The company typically relies heavily on advertising and PR to get the word out.
But for its Office 365 product, the team took a different approach.
Using partnerships and social media, Microsoft connected specifically with women business owners – a key audience group.
Rather than directing promotional messages toward them, Microsoft involved them in the process from start to finish.
“It’s definitely innovation within a large matrix organization like Microsoft that hasn’t really done this in the past,” said Penny Delgadillo, senior product manager at Microsoft.
In just a two-month period, the entirely social Office 365 “Your Office, Your Terms” campaign garnered 5.8 million overall campaign impressions and four times more traffic from social sharing than the typical Microsoft campaign.
So why is a $58 billion company spending time listening to off-color tweets?
Because “foul-mouthed tweens” just might be the first tip-off of a major service outage. Before any calls or emails come in, the support team can catch a tweet and get technical folks on the task.
As much as we (rightly) praise Google for having transformed our lives for the better, sometimes we all want answers that go beyond the right search query. Sometimes we want to reach out to someONE rather than someTHING.
But engaging in a conversation requires trust. And just as no newsletter sign-up form or invitation should be without trust-building assurances and privacy statements, no social media invitation or landing page should be without its own persuasive and trust-building cues.

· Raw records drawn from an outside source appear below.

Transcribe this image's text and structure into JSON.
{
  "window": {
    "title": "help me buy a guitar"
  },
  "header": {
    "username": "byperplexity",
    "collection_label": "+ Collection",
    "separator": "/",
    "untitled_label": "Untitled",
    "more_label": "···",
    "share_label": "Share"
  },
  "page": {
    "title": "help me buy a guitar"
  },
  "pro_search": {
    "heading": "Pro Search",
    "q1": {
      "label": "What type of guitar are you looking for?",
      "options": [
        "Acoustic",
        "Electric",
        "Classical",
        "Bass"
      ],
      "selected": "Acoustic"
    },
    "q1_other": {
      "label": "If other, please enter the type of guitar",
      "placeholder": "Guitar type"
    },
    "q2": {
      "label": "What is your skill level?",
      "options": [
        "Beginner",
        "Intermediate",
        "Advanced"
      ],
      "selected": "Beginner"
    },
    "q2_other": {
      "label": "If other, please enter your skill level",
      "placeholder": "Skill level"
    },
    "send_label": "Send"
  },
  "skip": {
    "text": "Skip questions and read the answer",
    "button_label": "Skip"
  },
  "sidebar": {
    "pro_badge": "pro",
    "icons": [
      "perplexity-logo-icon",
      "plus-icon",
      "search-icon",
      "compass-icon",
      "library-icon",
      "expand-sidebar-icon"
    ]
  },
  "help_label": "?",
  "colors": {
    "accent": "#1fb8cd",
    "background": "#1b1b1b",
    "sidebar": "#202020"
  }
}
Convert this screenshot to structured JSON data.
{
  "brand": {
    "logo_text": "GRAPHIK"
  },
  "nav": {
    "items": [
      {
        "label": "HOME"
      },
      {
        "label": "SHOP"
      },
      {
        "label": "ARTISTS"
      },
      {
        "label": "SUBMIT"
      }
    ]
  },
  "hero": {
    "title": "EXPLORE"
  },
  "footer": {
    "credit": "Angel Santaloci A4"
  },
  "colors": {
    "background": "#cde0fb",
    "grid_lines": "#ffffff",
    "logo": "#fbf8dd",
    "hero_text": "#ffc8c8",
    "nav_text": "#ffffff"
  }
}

While looking at Adam Cohen’s recent rundown of social media landing pages (think landing pages that convey social media options for customers), I was struck by some observations. Consider these four cues to incorporate into your social media landing page and campaign designs: